“The Avengers” set numerous box office records when it hit theaters in May of 2012, drawing in audiences with thrilling action, endearing characters and a team-up of heroes teased by Marvel Studios for nearly five years. Yet hidden between the jaw-dropping set pieces, writer/director Joss Whedon sneaks in one word into nearly every interesting conversation of the film: “sentiment.” In fact, the character arc for each hero boils down to a decision of whether or not to abandon ideals in the face of increasingly hostile threats. Captain America struggles with the clash between his old-fashioned patriotism and the seemingly cynical society of the modern world. Bruce Banner considers the sentiment that the curse of being the Hulk could be a blessing used for good. Even the supposedly impeccable Iron Man must confront whether or not he is capable of sacrificing his life for the greater good. Yet the defining moment of the film’s exploration of sentiment is presented through Nick Fury’s final conversation with Iron Man and Captain America. Fury regrettably admits that the concept of a superhero team saving the day might not work in today’s world; is the idea of a team of individuals coming together to accomplish more than they could apart nothing more than an old fashioned sentiment? Moreover in an industry of increasingly “edgy” and “dark” blockbusters, can a movie with old fashioned ideas of adventure and heroism compete? The answer is a resounding yes for both questions; the heroes are able to put aside their differences to fight for the common good and audiences helped “The Avengers” shatter box office records by flocking to theaters.

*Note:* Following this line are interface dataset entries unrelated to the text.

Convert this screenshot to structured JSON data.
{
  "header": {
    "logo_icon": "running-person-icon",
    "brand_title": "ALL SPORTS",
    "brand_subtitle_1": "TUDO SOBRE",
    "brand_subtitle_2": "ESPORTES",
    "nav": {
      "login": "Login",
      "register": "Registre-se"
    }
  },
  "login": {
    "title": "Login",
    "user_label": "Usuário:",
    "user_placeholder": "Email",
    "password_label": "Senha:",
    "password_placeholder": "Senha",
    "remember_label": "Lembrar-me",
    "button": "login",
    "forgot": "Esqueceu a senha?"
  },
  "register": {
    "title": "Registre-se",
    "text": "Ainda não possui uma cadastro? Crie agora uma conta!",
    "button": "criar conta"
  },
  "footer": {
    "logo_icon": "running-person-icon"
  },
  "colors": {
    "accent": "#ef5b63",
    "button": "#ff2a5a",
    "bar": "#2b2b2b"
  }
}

A Return To Form

2012 was the year in which blockbuster franchises returned to form as box office records were shattered and multiple films approached the billion dollar mark. These blockbusters were marked by quality development of endearing characters, exciting action set pieces and intelligent stories powered by old fashioned sentimentality. A combination of heroic ideals, entertainment and, most of all, happy endings is a brew that could help even the most cynical of modern moviegoers to feel a bit more optimistic in a stressful modern world. The question now is whether Hollywood will produce even more big-budget films fueled by sentimentality rather than spectacle and whether audiences will continue to lineup for them week after week.